What’s changing after the EU Transition Period?
From 1 January 2021, the UK will be introducing its own ‘UKCA’ (UK Conformity Assessed) mark for products being placed on the market in England, Wales and Scotland. The UKCA mark will apply to most goods currently subject to CE marking, and the requirements will largely remain the same. But there are some differences for certain products, so it’s important you closely read the relevant UK regulations for your product.
To gives businesses time to adjust to the new requirements, there is a transition period:
- From 1 January 2021: You can continue using CE marking for most existing products in Great Britain, providing they were either already manufactured before 31 December or any mandatory third-party assessment was carried out by an EU-recognised Notification Body. Products manufactured after December, for which any mandatory third-party assessment is carried out by a UK body and not transferred to an EU equivalent, will need to conform to UKCA immediately from 1 January.
- From 1 January 2022: The CE mark will no longer be recognised in Great Britain, so products will need to be UKCA marked. In most cases, the mark can temporarily be affixed to the product via a label or placed on an accompanying document.
- From 1 January 2023: The UKCA mark must be affixed directly to the product during the manufacturing process, as is the case with CE marking.
There are separate rules for Northern Ireland. The UKCA mark will not be recognised here, so products will need to be CE marked or UK(NI) marked.
What about exporting/importing?
If you market your product in the EU, you will still need to use, and comply with, CE marking requirements and EU directives. In other words, products marketed in both Great Britain and the EU will require both the UKCA mark and the CE mark.
Additionally, if your product needs a third-party conformity assessment it will need to be delivered by an EU Notified Body, as UK bodies will no longer be recognised in the EU. Similarly, to market in the EU you will need an EU-recognised authorised representative (and vice versa for the UK market).
You will need to prepare for the additional time and expense of ensuring double coverage if your product is placed on both the UK and European markets, and if importing you need to make sure your supplier is adequately prepared as well.
It’s okay to be confused!
Got all that? Don’t worry if not! CE marking was already a minefield for many manufacturers, even before our exit from the EU came onto the horizon.
To clear up any confusion, get in touch and we can guide you through the steps needed to ensure compliance for your product.
The sooner you’re ready, the better. Leaving it until January 2022 could backfire if UK and EU legislation for your product diverges – if you CE mark your product based on rules that are different to the UK’s, it will not be recognised in the UK even before 2022.
Made for Manufacturing
Made for Manufacturing is our new support programme for leaders. Delivered entirely online, with virtual tours, expert speakers, peer-to-peer learning and one-to-one support from a specialist Manufacturing Advisor - to put you in the best possible position for the future.
Andy Hinton, Manufacturing Advisor
Andy is a highly skilled process improvement specialist with over 20 years’ experience as an Advisor for the manufacturing and engineering sector.
Previously of the Manufacturing Advisory Service (MAS) Andy is a Lean Six Sigma practitioner who has helped increase productivity in hundreds of businesses.
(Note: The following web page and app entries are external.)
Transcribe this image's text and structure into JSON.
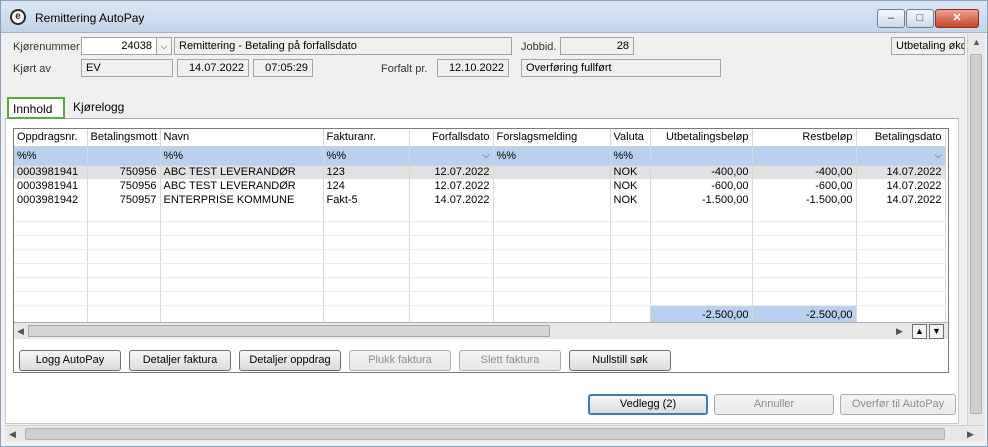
{
  "window": {
    "title": "Remittering AutoPay",
    "minimize": "–",
    "maximize": "□",
    "close": "✕"
  },
  "header": {
    "kjorenummer_label": "Kjørenummer",
    "kjorenummer_value": "24038",
    "beskrivelse": "Remittering - Betaling på forfallsdato",
    "jobbid_label": "Jobbid.",
    "jobbid_value": "28",
    "utbetaling": "Utbetaling økc",
    "kjort_av_label": "Kjørt av",
    "kjort_av_value": "EV",
    "dato": "14.07.2022",
    "tid": "07:05:29",
    "forfalt_label": "Forfalt pr.",
    "forfalt_value": "12.10.2022",
    "status": "Overføring fullført"
  },
  "tabs": [
    {
      "label": "Innhold"
    },
    {
      "label": "Kjørelogg"
    }
  ],
  "grid": {
    "columns": [
      "Oppdragsnr.",
      "Betalingsmott",
      "Navn",
      "Fakturanr.",
      "Forfallsdato",
      "Forslagsmelding",
      "Valuta",
      "Utbetalingsbeløp",
      "Restbeløp",
      "Betalingsdato"
    ],
    "filter": [
      "%%",
      "",
      "%%",
      "%%",
      "",
      "%%",
      "%%",
      "",
      "",
      ""
    ],
    "rows": [
      [
        "0003981941",
        "750956",
        "ABC TEST LEVERANDØR",
        "123",
        "12.07.2022",
        "",
        "NOK",
        "-400,00",
        "-400,00",
        "14.07.2022"
      ],
      [
        "0003981941",
        "750956",
        "ABC TEST LEVERANDØR",
        "124",
        "12.07.2022",
        "",
        "NOK",
        "-600,00",
        "-600,00",
        "14.07.2022"
      ],
      [
        "0003981942",
        "750957",
        "ENTERPRISE KOMMUNE",
        "Fakt-5",
        "14.07.2022",
        "",
        "NOK",
        "-1.500,00",
        "-1.500,00",
        "14.07.2022"
      ]
    ],
    "sum_utbetaling": "-2.500,00",
    "sum_rest": "-2.500,00"
  },
  "buttons": {
    "logg": "Logg AutoPay",
    "detaljer_faktura": "Detaljer faktura",
    "detaljer_oppdrag": "Detaljer oppdrag",
    "plukk": "Plukk faktura",
    "slett": "Slett faktura",
    "nullstill": "Nullstill søk",
    "vedlegg": "Vedlegg (2)",
    "annuller": "Annuller",
    "overfor": "Overfør til AutoPay"
  }
}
He is also highly knowledgeable on new product and process design, supporting businesses to embed cultural change or launch products to new markets.
Andy is also skilled at integrating digital technologies within operations and supporting businesses to capture and analyse data to influence decision making.
To view Andy's full profile including technical capabilities and industry experience, please click here.